Then he called to the man dressed in linen
with the writer’s case at his waist, saying to him:
Pass through the city, through Jerusalem,
and mark a “Thau” on the foreheads of those who moan and groan
over all the abominations that are practiced within it.
To the others I heard the LORD say:
Pass through the city after him and strike!
Do not look on them with pity nor show any mercy!
Old men, youths and maidens, women and children–wipe them out!
But do not touch any marked with the “Thau”; begin at my sanctuary.
So they began with the men, the elders, who were in front of the temple.
Defile the temple, he said to them, and fill the courts with the slain;
then go out and strike in the city.Then the glory of the LORD left the threshold of the temple
and rested upon the cherubim.
These lifted their wings, and I saw them rise from the earth,
the wheels rising along with them.
They stood at the entrance of the eastern gate of the LORD’s house,
and the glory of the God of Israel was up above them.
Then the cherubim lifted their wings, and the wheels went along with them,
while up above them was the glory of the God of Israel.

Responsorial Psalm
PS 113:1-2, 3-4, 5-6

R. (4b) The glory of the Lord is higher than the skies.
or:
R. Alleluia.
Praise, you servants of the LORD,
praise the name of the LORD.
Blessed be the name of the LORD
both now and forever.
R. The glory of the Lord is higher than the skies.
or:
R. Alleluia.
From the rising to the setting of the sun
is the name of the LORD to be praised.
High above all nations is the LORD;
above the heavens is his glory.
R. The glory of the Lord is higher than the skies.
or:
R. Alleluia.
Who is like the LORD, our God, who is enthroned on high,
and looks upon the heavens and the earth below?
R. The glory of the Lord is higher than the skies.
or:
R. Alleluia.

Gospel
MT 18:15-20

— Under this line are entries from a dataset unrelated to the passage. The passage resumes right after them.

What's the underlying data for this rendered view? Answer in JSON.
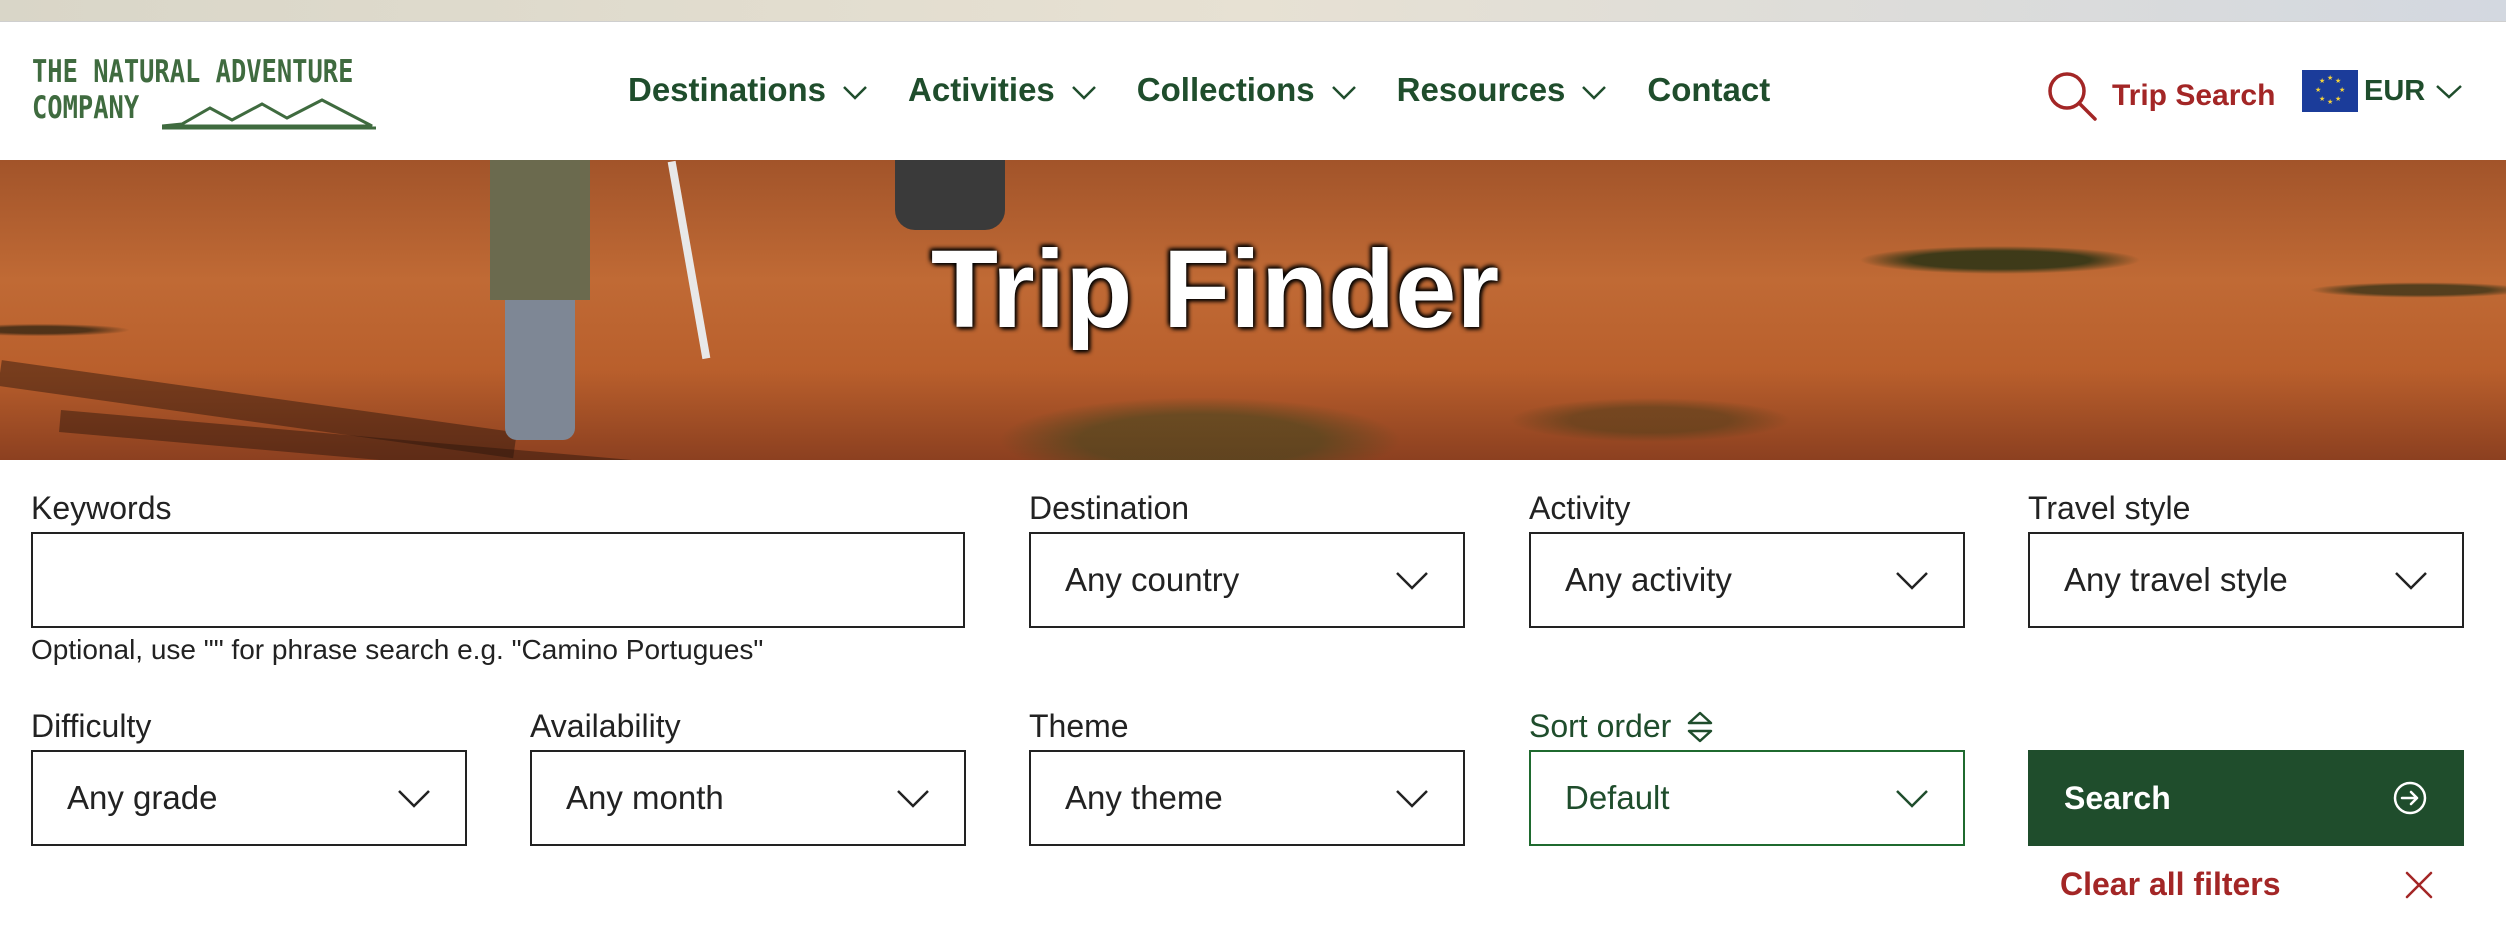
{
  "logo": {
    "line1": "THE NATURAL ADVENTURE",
    "line2": "COMPANY"
  },
  "nav": {
    "items": [
      {
        "label": "Destinations",
        "has_dropdown": true
      },
      {
        "label": "Activities",
        "has_dropdown": true
      },
      {
        "label": "Collections",
        "has_dropdown": true
      },
      {
        "label": "Resources",
        "has_dropdown": true
      },
      {
        "label": "Contact",
        "has_dropdown": false
      }
    ]
  },
  "trip_search": {
    "label": "Trip Search",
    "icon": "search-icon"
  },
  "currency": {
    "code": "EUR",
    "flag": "eu-flag-icon"
  },
  "hero": {
    "title": "Trip Finder"
  },
  "filters": {
    "keywords": {
      "label": "Keywords",
      "value": "",
      "hint": "Optional, use \"\" for phrase search e.g. \"Camino Portugues\""
    },
    "destination": {
      "label": "Destination",
      "value": "Any country"
    },
    "activity": {
      "label": "Activity",
      "value": "Any activity"
    },
    "travel_style": {
      "label": "Travel style",
      "value": "Any travel style"
    },
    "difficulty": {
      "label": "Difficulty",
      "value": "Any grade"
    },
    "availability": {
      "label": "Availability",
      "value": "Any month"
    },
    "theme": {
      "label": "Theme",
      "value": "Any theme"
    },
    "sort_order": {
      "label": "Sort order",
      "value": "Default"
    },
    "search_button": "Search",
    "clear_all": "Clear all filters"
  },
  "colors": {
    "brand_green": "#1f4d2c",
    "accent_red": "#a32626",
    "eu_blue": "#1b3c9a"
  }
}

Jesus said to his disciples:
“If your brother sins against you,
go and tell him his fault between you and him alone.
If he listens to you, you have won over your brother.
If he does not listen,
take one or two others along with you,
so that every fact may be established
on the testimony of two or three witnesses.
If he refuses to listen to them, tell the Church.
If he refuses to listen even to the Church,
then treat him as you would a Gentile or a tax collector.
Amen, I say to you,
whatever you bind on earth shall be bound in heaven,
and whatever you loose on earth shall be loosed in heaven.
Again, amen, I say to you, if two of you agree on earth
about anything for which they are to pray,
it shall be granted to them by my heavenly Father.
For where two or three are gathered together in my name,
there am I in the midst of them.”